Stand easy: Crew members take a break from duty around their mess deck table during one of HMS Otuss commissions. Curtains screen the bunks.

Mario Kricheldorf says it was taken from exactly the same spot in the same mess where he and team members of the German Amateur Radio Club recently carried out a 48-hour world-wide contact weekend.

Otus (2,030 tons) was rescued from John Pounds’s scrapyard in Portsmouth by a German entrepreneur in May 2002, towed to a Stralsund shipyard and restored to pristine condition in just six weeks.
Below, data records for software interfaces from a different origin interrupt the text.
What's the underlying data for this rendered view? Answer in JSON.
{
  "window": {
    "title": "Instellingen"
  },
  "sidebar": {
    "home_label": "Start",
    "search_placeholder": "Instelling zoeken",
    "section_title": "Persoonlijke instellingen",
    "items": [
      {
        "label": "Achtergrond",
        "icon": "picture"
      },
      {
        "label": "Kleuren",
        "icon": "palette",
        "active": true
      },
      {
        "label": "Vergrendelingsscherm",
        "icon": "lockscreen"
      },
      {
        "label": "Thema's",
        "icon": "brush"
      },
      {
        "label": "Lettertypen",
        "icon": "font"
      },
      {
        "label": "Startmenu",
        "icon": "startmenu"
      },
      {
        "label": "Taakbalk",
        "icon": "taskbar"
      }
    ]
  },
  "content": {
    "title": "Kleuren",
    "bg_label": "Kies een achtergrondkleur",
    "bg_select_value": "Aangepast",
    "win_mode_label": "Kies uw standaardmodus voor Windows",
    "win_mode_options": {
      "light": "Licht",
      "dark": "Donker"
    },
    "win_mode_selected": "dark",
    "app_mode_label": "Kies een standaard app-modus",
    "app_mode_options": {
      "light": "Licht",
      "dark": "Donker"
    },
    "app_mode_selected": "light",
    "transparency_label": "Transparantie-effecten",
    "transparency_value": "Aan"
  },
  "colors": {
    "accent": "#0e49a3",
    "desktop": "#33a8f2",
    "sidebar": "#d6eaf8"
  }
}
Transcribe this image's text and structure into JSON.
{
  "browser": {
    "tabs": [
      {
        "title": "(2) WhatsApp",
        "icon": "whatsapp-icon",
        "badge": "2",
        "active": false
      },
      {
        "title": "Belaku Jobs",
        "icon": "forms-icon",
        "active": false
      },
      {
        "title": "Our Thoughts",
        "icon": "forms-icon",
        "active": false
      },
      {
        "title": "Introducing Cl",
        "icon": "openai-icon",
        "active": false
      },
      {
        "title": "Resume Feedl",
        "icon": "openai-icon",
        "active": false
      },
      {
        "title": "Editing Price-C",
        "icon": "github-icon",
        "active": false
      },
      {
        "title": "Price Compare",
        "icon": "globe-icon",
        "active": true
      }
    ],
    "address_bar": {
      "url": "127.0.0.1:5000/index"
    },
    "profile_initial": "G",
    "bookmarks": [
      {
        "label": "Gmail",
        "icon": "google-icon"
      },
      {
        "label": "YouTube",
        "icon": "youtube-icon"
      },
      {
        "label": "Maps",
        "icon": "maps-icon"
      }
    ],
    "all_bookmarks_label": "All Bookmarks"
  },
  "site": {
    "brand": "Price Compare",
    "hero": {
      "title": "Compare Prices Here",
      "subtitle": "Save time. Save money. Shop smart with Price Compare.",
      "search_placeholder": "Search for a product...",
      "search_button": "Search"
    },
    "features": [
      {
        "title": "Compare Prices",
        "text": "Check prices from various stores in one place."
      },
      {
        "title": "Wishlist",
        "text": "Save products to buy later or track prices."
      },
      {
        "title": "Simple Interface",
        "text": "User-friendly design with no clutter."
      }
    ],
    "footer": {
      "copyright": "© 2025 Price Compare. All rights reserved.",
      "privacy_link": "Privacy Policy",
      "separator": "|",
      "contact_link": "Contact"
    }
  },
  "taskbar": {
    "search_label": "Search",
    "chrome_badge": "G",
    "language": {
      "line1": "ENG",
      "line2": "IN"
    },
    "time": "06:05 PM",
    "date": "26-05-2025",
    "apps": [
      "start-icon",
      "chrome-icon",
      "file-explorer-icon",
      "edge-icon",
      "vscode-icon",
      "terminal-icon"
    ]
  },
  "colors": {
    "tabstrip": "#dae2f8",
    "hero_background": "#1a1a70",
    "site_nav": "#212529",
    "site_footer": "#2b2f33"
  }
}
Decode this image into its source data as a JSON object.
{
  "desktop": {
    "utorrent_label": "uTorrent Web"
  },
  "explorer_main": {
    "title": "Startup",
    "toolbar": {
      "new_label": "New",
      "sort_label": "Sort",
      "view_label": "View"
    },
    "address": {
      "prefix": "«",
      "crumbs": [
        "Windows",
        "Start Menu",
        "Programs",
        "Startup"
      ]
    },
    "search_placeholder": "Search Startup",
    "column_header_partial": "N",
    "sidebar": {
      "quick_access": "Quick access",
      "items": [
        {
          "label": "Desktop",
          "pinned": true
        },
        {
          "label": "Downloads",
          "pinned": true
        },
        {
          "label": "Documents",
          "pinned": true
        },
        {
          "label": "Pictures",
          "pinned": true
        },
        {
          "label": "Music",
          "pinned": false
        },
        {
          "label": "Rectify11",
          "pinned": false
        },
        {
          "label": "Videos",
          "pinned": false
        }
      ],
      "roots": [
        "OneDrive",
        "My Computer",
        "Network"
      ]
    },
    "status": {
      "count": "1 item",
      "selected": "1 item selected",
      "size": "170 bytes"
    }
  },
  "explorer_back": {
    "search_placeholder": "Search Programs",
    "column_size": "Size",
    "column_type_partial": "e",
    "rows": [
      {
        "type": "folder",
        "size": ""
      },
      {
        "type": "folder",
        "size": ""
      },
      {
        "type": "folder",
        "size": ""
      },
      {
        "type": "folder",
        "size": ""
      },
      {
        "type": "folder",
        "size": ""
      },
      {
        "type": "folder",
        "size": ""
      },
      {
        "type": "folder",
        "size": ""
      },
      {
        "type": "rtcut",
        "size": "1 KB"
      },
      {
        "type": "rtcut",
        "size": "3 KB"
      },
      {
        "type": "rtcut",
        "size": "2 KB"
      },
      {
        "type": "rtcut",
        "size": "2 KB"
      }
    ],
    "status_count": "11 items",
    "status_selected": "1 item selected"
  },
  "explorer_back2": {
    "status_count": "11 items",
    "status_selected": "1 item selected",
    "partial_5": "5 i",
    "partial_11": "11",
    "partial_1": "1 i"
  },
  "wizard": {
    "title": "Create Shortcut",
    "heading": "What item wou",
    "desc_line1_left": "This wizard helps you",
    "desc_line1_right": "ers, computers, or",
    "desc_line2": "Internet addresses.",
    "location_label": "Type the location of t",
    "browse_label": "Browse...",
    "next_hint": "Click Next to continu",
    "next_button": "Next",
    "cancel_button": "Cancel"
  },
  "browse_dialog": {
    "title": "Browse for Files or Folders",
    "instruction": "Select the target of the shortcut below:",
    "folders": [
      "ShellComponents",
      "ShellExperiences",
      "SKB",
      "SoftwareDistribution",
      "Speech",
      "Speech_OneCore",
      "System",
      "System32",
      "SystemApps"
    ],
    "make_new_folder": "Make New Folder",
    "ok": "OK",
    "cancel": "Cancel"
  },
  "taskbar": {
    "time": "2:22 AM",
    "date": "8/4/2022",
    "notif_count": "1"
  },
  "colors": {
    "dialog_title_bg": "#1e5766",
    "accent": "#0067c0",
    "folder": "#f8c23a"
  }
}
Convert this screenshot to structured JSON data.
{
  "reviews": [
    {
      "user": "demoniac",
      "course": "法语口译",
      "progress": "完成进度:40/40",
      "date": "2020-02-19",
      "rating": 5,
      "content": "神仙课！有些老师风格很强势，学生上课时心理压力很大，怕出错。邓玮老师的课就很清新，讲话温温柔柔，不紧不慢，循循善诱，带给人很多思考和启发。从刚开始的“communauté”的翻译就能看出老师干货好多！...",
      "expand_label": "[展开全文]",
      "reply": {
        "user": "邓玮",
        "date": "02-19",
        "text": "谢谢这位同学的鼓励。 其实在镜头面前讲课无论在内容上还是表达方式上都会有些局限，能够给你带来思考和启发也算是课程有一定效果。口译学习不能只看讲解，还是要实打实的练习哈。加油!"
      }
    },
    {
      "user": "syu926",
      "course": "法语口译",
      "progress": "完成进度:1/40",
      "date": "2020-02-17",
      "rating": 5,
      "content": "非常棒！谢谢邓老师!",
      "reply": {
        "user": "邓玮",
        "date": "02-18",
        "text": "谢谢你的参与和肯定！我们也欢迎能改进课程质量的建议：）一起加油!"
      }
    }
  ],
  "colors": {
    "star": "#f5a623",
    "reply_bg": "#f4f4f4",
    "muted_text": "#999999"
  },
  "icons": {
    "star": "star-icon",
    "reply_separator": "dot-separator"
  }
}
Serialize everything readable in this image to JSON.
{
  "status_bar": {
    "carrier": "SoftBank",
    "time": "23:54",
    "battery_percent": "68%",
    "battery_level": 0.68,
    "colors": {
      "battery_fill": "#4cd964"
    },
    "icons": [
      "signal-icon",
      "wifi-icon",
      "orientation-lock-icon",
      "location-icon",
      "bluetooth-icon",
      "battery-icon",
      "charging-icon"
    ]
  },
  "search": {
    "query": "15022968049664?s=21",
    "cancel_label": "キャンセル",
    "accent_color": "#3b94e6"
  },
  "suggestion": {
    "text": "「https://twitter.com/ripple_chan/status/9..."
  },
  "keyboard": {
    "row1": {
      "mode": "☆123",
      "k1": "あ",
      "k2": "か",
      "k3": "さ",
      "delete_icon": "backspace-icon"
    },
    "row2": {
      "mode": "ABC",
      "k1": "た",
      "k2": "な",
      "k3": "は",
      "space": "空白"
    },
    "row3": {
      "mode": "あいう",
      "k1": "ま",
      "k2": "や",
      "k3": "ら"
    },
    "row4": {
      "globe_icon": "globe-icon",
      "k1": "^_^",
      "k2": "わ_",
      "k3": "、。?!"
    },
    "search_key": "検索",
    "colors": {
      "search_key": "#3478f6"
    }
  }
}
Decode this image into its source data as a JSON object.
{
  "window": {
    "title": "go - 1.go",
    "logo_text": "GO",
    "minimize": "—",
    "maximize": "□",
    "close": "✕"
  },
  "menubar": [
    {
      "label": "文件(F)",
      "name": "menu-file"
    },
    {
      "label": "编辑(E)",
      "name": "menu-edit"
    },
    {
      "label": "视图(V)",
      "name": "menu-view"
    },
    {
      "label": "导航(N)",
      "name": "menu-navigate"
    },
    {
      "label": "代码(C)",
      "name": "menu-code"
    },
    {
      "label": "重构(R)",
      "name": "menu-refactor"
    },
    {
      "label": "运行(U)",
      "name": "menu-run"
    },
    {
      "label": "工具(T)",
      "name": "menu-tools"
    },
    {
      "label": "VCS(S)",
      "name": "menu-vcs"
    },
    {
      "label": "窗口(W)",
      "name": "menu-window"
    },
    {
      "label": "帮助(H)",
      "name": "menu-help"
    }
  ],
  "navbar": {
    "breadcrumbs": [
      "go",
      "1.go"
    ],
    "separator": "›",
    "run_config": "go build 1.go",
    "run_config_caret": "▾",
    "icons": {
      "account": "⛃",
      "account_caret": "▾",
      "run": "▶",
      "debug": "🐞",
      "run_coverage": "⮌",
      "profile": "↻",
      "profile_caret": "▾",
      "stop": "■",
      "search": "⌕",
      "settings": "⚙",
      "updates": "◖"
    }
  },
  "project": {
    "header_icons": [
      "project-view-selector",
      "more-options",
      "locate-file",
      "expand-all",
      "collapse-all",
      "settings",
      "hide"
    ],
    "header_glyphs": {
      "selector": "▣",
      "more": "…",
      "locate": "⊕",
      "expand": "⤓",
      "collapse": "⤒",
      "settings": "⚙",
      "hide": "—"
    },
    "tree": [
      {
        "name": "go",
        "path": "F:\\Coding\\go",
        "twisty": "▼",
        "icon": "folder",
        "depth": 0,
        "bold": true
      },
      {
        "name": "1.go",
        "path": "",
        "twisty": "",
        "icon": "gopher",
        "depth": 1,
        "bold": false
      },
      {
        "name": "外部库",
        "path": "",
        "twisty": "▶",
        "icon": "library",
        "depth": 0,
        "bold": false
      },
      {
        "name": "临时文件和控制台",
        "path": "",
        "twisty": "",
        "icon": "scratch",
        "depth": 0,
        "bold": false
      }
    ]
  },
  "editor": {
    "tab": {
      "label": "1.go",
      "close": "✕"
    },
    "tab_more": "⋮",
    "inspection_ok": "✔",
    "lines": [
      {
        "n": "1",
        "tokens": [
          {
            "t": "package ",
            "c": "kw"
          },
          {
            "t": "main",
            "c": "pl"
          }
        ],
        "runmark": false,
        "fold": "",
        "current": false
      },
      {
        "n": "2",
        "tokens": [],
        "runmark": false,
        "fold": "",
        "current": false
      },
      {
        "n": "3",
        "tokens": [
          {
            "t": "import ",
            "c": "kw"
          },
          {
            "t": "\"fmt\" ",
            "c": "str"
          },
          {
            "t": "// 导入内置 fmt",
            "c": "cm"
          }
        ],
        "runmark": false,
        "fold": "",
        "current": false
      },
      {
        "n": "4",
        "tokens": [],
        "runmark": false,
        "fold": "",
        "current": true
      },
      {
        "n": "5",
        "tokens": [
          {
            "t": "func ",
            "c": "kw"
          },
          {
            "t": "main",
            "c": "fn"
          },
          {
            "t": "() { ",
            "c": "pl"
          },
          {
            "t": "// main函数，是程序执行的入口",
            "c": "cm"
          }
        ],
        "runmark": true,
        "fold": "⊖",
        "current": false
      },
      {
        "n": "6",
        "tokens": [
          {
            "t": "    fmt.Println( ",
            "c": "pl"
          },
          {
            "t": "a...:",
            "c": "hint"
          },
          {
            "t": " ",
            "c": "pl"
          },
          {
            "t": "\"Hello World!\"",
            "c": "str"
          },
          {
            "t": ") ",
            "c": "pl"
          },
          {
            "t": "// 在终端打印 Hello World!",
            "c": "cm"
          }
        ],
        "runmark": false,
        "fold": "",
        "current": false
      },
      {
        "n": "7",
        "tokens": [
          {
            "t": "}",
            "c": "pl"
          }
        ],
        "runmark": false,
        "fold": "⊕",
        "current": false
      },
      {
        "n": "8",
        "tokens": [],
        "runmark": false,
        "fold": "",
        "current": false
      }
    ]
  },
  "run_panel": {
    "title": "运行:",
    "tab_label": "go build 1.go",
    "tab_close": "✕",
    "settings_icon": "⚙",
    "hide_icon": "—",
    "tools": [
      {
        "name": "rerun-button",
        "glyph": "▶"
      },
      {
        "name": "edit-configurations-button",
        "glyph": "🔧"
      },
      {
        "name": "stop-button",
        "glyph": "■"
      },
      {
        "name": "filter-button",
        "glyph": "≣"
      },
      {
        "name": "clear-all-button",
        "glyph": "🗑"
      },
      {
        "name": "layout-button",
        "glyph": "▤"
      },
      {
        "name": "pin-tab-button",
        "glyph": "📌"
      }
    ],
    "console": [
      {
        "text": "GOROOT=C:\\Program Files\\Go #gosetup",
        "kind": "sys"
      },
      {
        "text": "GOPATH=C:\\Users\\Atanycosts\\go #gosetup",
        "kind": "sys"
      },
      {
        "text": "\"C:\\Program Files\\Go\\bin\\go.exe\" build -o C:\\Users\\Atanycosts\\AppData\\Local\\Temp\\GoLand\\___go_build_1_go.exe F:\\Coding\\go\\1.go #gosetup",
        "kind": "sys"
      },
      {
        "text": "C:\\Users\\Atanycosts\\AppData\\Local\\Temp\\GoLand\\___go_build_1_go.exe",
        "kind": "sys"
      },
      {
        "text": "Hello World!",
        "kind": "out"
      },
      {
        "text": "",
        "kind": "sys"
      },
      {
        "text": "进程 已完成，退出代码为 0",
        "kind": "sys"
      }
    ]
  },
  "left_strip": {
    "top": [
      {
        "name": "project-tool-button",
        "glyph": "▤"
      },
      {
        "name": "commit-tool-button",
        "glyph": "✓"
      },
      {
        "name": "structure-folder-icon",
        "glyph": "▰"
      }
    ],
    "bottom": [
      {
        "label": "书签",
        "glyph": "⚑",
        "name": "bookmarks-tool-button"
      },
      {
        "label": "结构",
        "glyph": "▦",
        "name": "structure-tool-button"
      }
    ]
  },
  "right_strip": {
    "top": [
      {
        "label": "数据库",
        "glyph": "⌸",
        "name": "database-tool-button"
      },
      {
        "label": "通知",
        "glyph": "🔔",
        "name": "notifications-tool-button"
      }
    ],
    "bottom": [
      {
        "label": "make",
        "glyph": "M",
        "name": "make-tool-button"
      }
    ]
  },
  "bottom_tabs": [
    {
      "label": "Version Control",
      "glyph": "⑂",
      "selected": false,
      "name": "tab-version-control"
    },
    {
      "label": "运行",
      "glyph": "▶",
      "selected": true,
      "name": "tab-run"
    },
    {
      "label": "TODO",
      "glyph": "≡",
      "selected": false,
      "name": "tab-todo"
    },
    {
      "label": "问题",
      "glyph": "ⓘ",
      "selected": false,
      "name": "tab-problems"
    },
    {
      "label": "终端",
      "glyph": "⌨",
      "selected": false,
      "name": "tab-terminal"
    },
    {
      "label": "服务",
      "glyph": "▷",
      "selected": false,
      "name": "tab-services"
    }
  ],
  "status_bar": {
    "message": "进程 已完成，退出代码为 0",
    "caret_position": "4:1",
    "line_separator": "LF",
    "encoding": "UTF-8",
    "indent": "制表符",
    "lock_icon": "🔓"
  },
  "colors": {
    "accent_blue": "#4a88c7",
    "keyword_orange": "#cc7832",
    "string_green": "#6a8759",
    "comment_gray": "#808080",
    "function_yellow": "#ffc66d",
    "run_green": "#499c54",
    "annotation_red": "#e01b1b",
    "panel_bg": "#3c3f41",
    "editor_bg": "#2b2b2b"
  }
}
The Oberon-class submarine still wears the Union Flag and attracts 80,000 visitors a year as a floating museum at Sassnitz on the Baltic island of Rügen, and Mario and his colleagues are hoping some of the veterans will identify themselves from the picture and get in touch.

It is not known when the shot was taken, but it could have been any time between 1963, when Otus was first commissioned, and the early 1990s when she ended up beside a sister boat rusting on the mud at Pounds’s scrapyard – a familiar eyesore visible from the M275.

Rig of the day: Mario Kricheldorf wears a Royal Navy issue petty officers cap and submariners sweater and wonders whether they once belonged to somebody in the picture.

Rig of the day: Mario Kricheldorf wears a Royal Navy issue petty officers cap and submariners sweater and wonders whether they once belonged to somebody in the picture.

Mario and his team, who slept in the original bunks on board and took turns to man their impressive array of equipment around the clock, said: ‘Die Radio Verbindungen’ weekend was a huge success, establishing 328 contacts in 32 countries across three continents.’

• Otus veterans can contact Mario Kricheldorf (DJ8NU) at Anna Saur Weg 6, D17033, Neubrandenburg, Germany or e-mail mkdj8nu@gmail.com.

Calling the world: Three members of the German Amateur Radio Club operate their equipment from the same mess with the bunks visible in the same positions.

Calling the world: Three members of the German Amateur Radio Club operate their equipment from the same mess with the bunks visible in the same positions.

Global success: The team parades on the quay beside HMS Otus.

Global success: The team parades on the quay beside HMS Otus.